WorldCom/Modalis report: Help Me Please

Consumers are increasingly using the Internet for contacting government agencies and companies, but many are dissatisfied and want online services to be better integrated with traditional forms of communication, according to a national survey.

The survey, "Help Me Please! The Changing Face of Customer Service in the Digital Age," was released Aug. 22 and found that 98 percent of respondents had used some form of online customer service. But it further indicated that online resources — including e-mail and self-service Web sites — still lagged behind traditional in-person and telephone methods in terms of satisfaction.

The survey was conducted by Modalis Research Technologies Inc. and was commissioned by WorldCom Inc.

"People want to have it all," said Donna Victoria, vice president of accounts at Modalis. "They want a variety of ways to communicate with a company or government agency."

Of the 1,000 people surveyed, about 18 percent reported a customer service experience with a government agency. Among the results:

* 51 percent of respondents find it "very important" to be able to use automated online self-service systems when dealing with a government agency.

* 85 percent agree that the security of their personal information is"very important" when dealing with a government agency.

* More than 83 percent said that it was important that customer service was available when they needed it when dealing with a government agency.

"It's not like a company where if you're not satisfied, you can take your business elsewhere," Victoria said. "You can't go to another government."

Some other highlights of the survey include:

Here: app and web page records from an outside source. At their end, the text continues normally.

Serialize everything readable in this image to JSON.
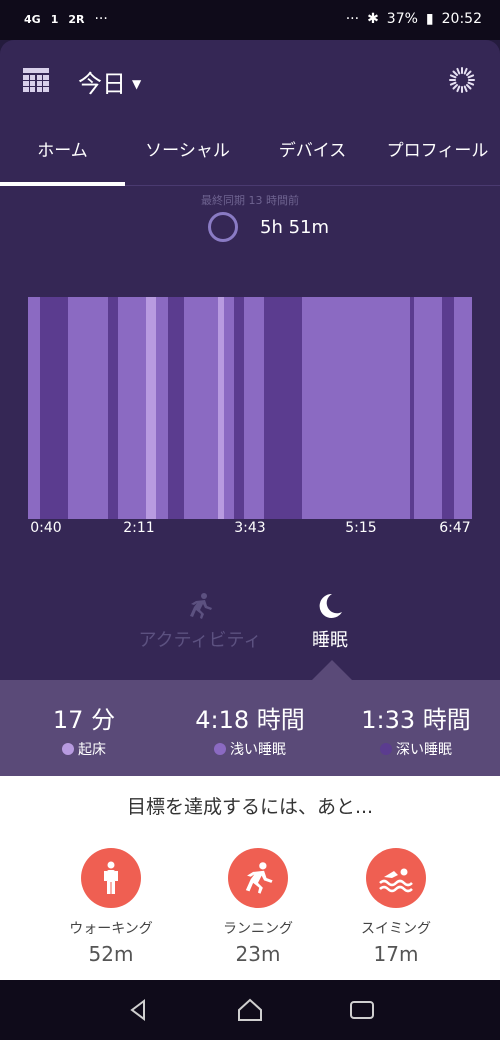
{
  "status_bar": {
    "network_label": "4G",
    "sim1": "1",
    "sim2": "2R",
    "overflow_left": "···",
    "overflow_right": "···",
    "battery": "37%",
    "time": "20:52"
  },
  "header": {
    "title": "今日"
  },
  "tabs": [
    {
      "label": "ホーム",
      "active": true
    },
    {
      "label": "ソーシャル",
      "active": false
    },
    {
      "label": "デバイス",
      "active": false
    },
    {
      "label": "プロフィール",
      "active": false
    }
  ],
  "sync": {
    "last_sync": "最終同期 13 時間前"
  },
  "sleep": {
    "duration": "5h 51m"
  },
  "chart_data": {
    "type": "bar",
    "x_tick_labels": [
      "0:40",
      "2:11",
      "3:43",
      "5:15",
      "6:47"
    ],
    "stages": [
      "awake",
      "light",
      "deep"
    ],
    "colors": {
      "awake": "#b89be0",
      "light": "#8b6ac2",
      "deep": "#5b3c8f"
    }
  },
  "modes": {
    "activity_label": "アクティビティ",
    "sleep_label": "睡眠"
  },
  "stats": [
    {
      "value": "17 分",
      "label": "起床",
      "color": "#b89be0"
    },
    {
      "value": "4:18 時間",
      "label": "浅い睡眠",
      "color": "#8b6ac2"
    },
    {
      "value": "1:33 時間",
      "label": "深い睡眠",
      "color": "#5b3c8f"
    }
  ],
  "goals": {
    "title": "目標を達成するには、あと...",
    "items": [
      {
        "label": "ウォーキング",
        "value": "52m",
        "icon": "walk-icon"
      },
      {
        "label": "ランニング",
        "value": "23m",
        "icon": "run-icon"
      },
      {
        "label": "スイミング",
        "value": "17m",
        "icon": "swim-icon"
      }
    ]
  }
}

* 49 percent of online consumers have been very satisfied with their recent in-person contacts at a retail site; 46 percent were very satisfied with their telephone contacts, and 43 percent were very satisfied with response to their e-mail contacts. But only 34 percent were very satisfied with self-service(FAQ) areas of Web sites.

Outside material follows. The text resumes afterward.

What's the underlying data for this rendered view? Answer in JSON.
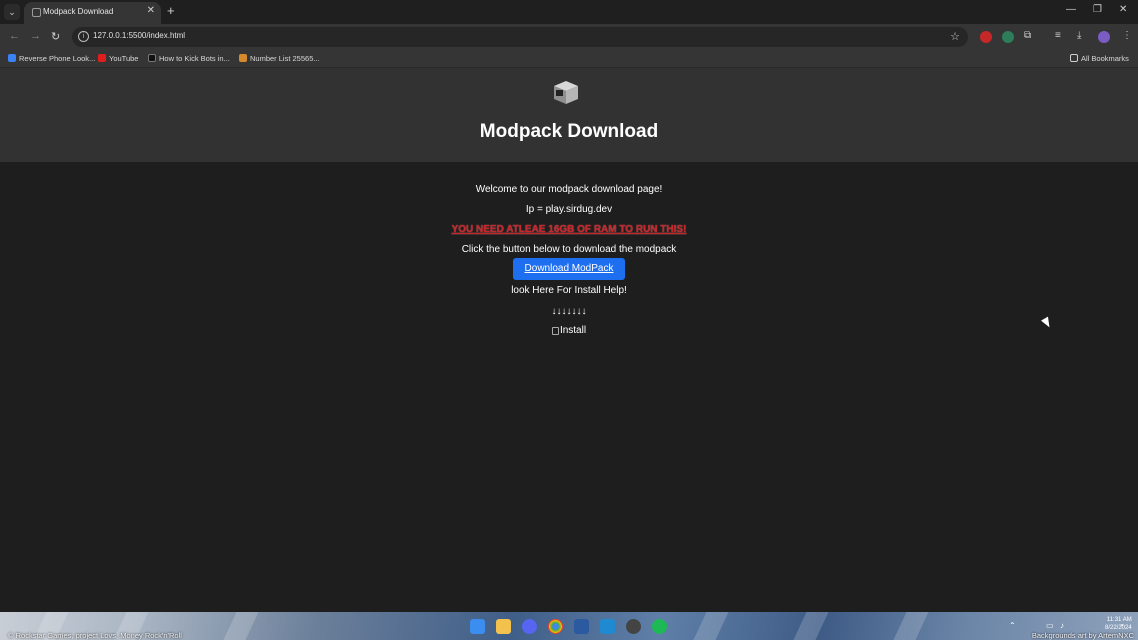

* Half of all consumers strongly agree that if they can get the same answers in the same amount of time, they would prefer to resolve an issue with a company using the Internet, rather than the telephone. 45 percent strongly agree that the company Web site is the first place they go "when they need help quickly."

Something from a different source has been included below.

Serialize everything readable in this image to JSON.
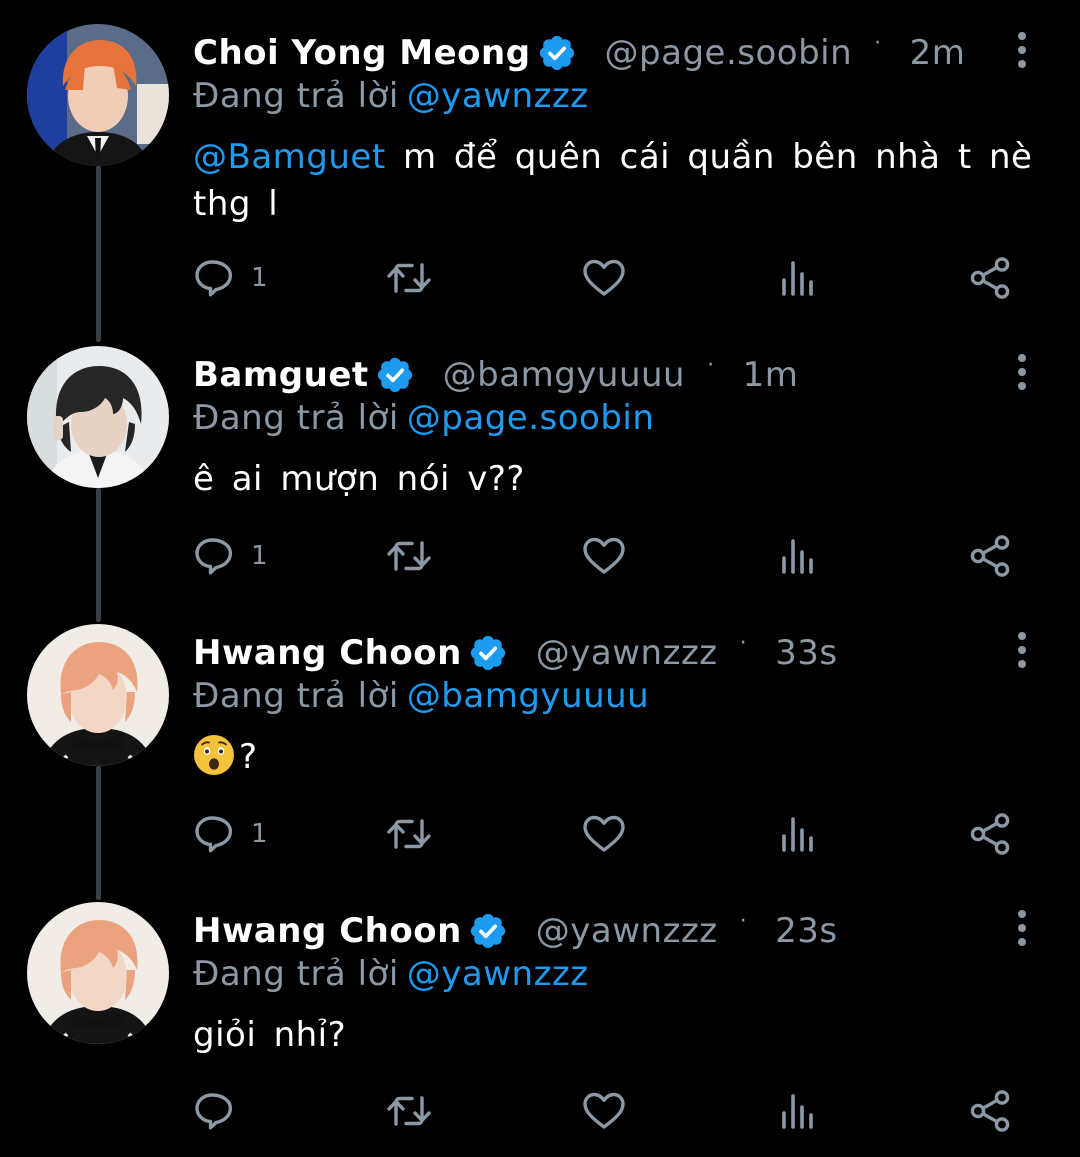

* Online chat with a customer service representative, while not widely experienced by consumers (12 percent), has been a very satisfying experience for 62 percent of those who have tried it. Victoria said even though a small number of respondents used online chat, its high satisfaction rate is something that government agencies should consider adding to future customer service efforts.

Modalis officials said all respondents passed a screening procedure to ensure that they had had at least one customer service experience in the six months preceding the survey, which was conducted from April 27 tom ay 4.

In related news, WorldCom on Aug. 22 announced the availability of its web Center, an Internet-based customer service solution. A hosted service,Web Center combines the functions of traditional call centers with online communications features to address increased customer service demands. The public sector is a target market for the product, according to a Worldcom spokeswoman.


  • FCW Perspectives
    zero trust network

    Can government get to zero trust?

    Today's hybrid infrastructures and highly mobile workforces need the protection zero trust security can provide. Too bad there are obstacles at almost every turn.

  • Cybersecurity
    Rep. Jim Langevin (D-R.I.) at the Hack the Capitol conference Sept. 20, 2018

    NDAA process is now loaded with Solarium cyber amendments

    Much of the Cyberspace Solarium Commission's agenda is being pushed into this year's defense authorization process, including its crown jewel idea of a national cyber director.

Stay Connected


Sign up for our newsletter.

I agree to this site's Privacy Policy.